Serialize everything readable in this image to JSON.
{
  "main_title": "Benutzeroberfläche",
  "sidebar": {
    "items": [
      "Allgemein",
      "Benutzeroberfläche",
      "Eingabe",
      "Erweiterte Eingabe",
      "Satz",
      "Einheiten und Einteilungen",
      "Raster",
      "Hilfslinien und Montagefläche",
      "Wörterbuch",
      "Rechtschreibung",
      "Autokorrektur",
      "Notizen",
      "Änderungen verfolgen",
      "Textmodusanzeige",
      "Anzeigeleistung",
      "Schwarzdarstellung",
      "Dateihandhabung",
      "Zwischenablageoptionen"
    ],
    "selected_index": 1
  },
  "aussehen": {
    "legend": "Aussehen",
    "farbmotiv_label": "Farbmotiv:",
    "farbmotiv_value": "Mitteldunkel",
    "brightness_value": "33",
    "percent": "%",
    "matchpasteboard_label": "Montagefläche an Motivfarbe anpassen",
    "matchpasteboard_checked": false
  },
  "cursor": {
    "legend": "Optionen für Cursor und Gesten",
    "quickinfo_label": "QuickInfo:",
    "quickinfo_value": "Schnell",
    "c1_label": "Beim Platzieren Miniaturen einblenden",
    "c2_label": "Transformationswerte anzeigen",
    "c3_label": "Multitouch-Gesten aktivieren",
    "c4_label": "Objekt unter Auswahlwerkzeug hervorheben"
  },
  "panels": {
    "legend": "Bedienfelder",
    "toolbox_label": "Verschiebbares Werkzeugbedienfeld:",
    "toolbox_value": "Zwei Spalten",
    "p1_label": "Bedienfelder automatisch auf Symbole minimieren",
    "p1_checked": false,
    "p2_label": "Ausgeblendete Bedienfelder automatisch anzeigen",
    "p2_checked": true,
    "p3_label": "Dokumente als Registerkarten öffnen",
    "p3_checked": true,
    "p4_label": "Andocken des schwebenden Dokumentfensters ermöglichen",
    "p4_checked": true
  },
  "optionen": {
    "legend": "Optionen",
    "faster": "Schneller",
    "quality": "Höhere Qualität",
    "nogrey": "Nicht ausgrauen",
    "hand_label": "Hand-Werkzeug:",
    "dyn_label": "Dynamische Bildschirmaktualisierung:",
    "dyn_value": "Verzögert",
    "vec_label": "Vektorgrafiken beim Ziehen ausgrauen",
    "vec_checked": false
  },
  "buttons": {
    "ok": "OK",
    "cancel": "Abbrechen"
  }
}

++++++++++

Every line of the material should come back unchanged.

Serialize everything readable in this image to JSON.
{
  "main_title": "Benutzeroberfläche",
  "sidebar": {
    "items": [
      "Allgemein",
      "Benutzeroberfläche",
      "Eingabe",
      "Erweiterte Eingabe",
      "Satz",
      "Einheiten und Einteilungen",
      "Raster",
      "Hilfslinien und Montagefläche",
      "Wörterbuch",
      "Rechtschreibung",
      "Autokorrektur",
      "Notizen",
      "Änderungen verfolgen",
      "Textmodusanzeige",
      "Anzeigeleistung",
      "Schwarzdarstellung",
      "Dateihandhabung",
      "Zwischenablageoptionen"
    ],
    "selected_index": 1
  },
  "aussehen": {
    "legend": "Aussehen",
    "farbmotiv_label": "Farbmotiv:",
    "farbmotiv_value": "Mitteldunkel",
    "brightness_value": "33",
    "percent": "%",
    "matchpasteboard_label": "Montagefläche an Motivfarbe anpassen",
    "matchpasteboard_checked": false
  },
  "cursor": {
    "legend": "Optionen für Cursor und Gesten",
    "quickinfo_label": "QuickInfo:",
    "quickinfo_value": "Schnell",
    "c1_label": "Beim Platzieren Miniaturen einblenden",
    "c2_label": "Transformationswerte anzeigen",
    "c3_label": "Multitouch-Gesten aktivieren",
    "c4_label": "Objekt unter Auswahlwerkzeug hervorheben"
  },
  "panels": {
    "legend": "Bedienfelder",
    "toolbox_label": "Verschiebbares Werkzeugbedienfeld:",
    "toolbox_value": "Zwei Spalten",
    "p1_label": "Bedienfelder automatisch auf Symbole minimieren",
    "p1_checked": false,
    "p2_label": "Ausgeblendete Bedienfelder automatisch anzeigen",
    "p2_checked": true,
    "p3_label": "Dokumente als Registerkarten öffnen",
    "p3_checked": true,
    "p4_label": "Andocken des schwebenden Dokumentfensters ermöglichen",
    "p4_checked": true
  },
  "optionen": {
    "legend": "Optionen",
    "faster": "Schneller",
    "quality": "Höhere Qualität",
    "nogrey": "Nicht ausgrauen",
    "hand_label": "Hand-Werkzeug:",
    "dyn_label": "Dynamische Bildschirmaktualisierung:",
    "dyn_value": "Verzögert",
    "vec_label": "Vektorgrafiken beim Ziehen ausgrauen",
    "vec_checked": false
  },
  "buttons": {
    "ok": "OK",
    "cancel": "Abbrechen"
  }
}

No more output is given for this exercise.